Write out each entry word for word.

• **DATASET EXTRACT**
------------

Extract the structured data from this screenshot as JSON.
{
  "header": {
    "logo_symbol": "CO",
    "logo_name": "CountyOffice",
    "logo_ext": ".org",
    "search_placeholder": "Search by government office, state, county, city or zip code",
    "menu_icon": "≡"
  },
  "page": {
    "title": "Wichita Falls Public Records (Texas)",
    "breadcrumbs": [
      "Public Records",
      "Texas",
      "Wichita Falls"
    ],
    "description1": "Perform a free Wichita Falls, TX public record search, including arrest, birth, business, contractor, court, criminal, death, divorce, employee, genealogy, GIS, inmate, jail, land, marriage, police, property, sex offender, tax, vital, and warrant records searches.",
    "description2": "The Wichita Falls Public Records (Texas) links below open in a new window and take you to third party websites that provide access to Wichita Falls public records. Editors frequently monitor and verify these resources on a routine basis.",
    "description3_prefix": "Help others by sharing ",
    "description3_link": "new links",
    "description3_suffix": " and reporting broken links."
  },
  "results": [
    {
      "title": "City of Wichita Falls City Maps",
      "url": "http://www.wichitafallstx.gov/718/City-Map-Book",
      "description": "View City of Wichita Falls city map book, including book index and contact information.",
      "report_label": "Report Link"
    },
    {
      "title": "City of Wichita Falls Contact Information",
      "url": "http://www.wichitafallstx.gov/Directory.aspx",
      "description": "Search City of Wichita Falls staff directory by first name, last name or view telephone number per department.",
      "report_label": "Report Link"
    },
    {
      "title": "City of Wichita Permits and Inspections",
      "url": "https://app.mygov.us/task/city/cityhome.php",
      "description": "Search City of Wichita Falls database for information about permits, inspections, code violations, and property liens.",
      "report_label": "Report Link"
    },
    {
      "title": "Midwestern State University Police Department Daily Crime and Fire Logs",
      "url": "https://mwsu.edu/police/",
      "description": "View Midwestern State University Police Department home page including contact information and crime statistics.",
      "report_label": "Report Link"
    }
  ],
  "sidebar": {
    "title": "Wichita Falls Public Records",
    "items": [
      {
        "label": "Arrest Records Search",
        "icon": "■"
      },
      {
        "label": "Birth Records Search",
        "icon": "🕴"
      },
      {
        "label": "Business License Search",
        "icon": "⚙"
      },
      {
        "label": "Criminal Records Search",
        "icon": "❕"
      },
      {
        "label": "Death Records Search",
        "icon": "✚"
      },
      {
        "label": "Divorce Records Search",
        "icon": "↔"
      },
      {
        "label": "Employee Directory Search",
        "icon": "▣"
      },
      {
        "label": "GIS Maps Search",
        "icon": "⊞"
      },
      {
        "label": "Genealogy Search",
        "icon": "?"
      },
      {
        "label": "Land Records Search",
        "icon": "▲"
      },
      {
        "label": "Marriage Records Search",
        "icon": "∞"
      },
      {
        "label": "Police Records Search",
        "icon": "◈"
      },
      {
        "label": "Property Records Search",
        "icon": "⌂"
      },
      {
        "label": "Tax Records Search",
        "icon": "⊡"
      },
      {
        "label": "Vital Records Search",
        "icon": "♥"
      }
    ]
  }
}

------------

• **RESPONSE BELOW**
Extract the structured data from this screenshot as JSON.
{
  "header": {
    "logo_symbol": "CO",
    "logo_name": "CountyOffice",
    "logo_ext": ".org",
    "search_placeholder": "Search by government office, state, county, city or zip code",
    "menu_icon": "≡"
  },
  "page": {
    "title": "Wichita Falls Public Records (Texas)",
    "breadcrumbs": [
      "Public Records",
      "Texas",
      "Wichita Falls"
    ],
    "description1": "Perform a free Wichita Falls, TX public record search, including arrest, birth, business, contractor, court, criminal, death, divorce, employee, genealogy, GIS, inmate, jail, land, marriage, police, property, sex offender, tax, vital, and warrant records searches.",
    "description2": "The Wichita Falls Public Records (Texas) links below open in a new window and take you to third party websites that provide access to Wichita Falls public records. Editors frequently monitor and verify these resources on a routine basis.",
    "description3_prefix": "Help others by sharing ",
    "description3_link": "new links",
    "description3_suffix": " and reporting broken links."
  },
  "results": [
    {
      "title": "City of Wichita Falls City Maps",
      "url": "http://www.wichitafallstx.gov/718/City-Map-Book",
      "description": "View City of Wichita Falls city map book, including book index and contact information.",
      "report_label": "Report Link"
    },
    {
      "title": "City of Wichita Falls Contact Information",
      "url": "http://www.wichitafallstx.gov/Directory.aspx",
      "description": "Search City of Wichita Falls staff directory by first name, last name or view telephone number per department.",
      "report_label": "Report Link"
    },
    {
      "title": "City of Wichita Permits and Inspections",
      "url": "https://app.mygov.us/task/city/cityhome.php",
      "description": "Search City of Wichita Falls database for information about permits, inspections, code violations, and property liens.",
      "report_label": "Report Link"
    },
    {
      "title": "Midwestern State University Police Department Daily Crime and Fire Logs",
      "url": "https://mwsu.edu/police/",
      "description": "View Midwestern State University Police Department home page including contact information and crime statistics.",
      "report_label": "Report Link"
    }
  ],
  "sidebar": {
    "title": "Wichita Falls Public Records",
    "items": [
      {
        "label": "Arrest Records Search",
        "icon": "■"
      },
      {
        "label": "Birth Records Search",
        "icon": "🕴"
      },
      {
        "label": "Business License Search",
        "icon": "⚙"
      },
      {
        "label": "Criminal Records Search",
        "icon": "❕"
      },
      {
        "label": "Death Records Search",
        "icon": "✚"
      },
      {
        "label": "Divorce Records Search",
        "icon": "↔"
      },
      {
        "label": "Employee Directory Search",
        "icon": "▣"
      },
      {
        "label": "GIS Maps Search",
        "icon": "⊞"
      },
      {
        "label": "Genealogy Search",
        "icon": "?"
      },
      {
        "label": "Land Records Search",
        "icon": "▲"
      },
      {
        "label": "Marriage Records Search",
        "icon": "∞"
      },
      {
        "label": "Police Records Search",
        "icon": "◈"
      },
      {
        "label": "Property Records Search",
        "icon": "⌂"
      },
      {
        "label": "Tax Records Search",
        "icon": "⊡"
      },
      {
        "label": "Vital Records Search",
        "icon": "♥"
      }
    ]
  }
}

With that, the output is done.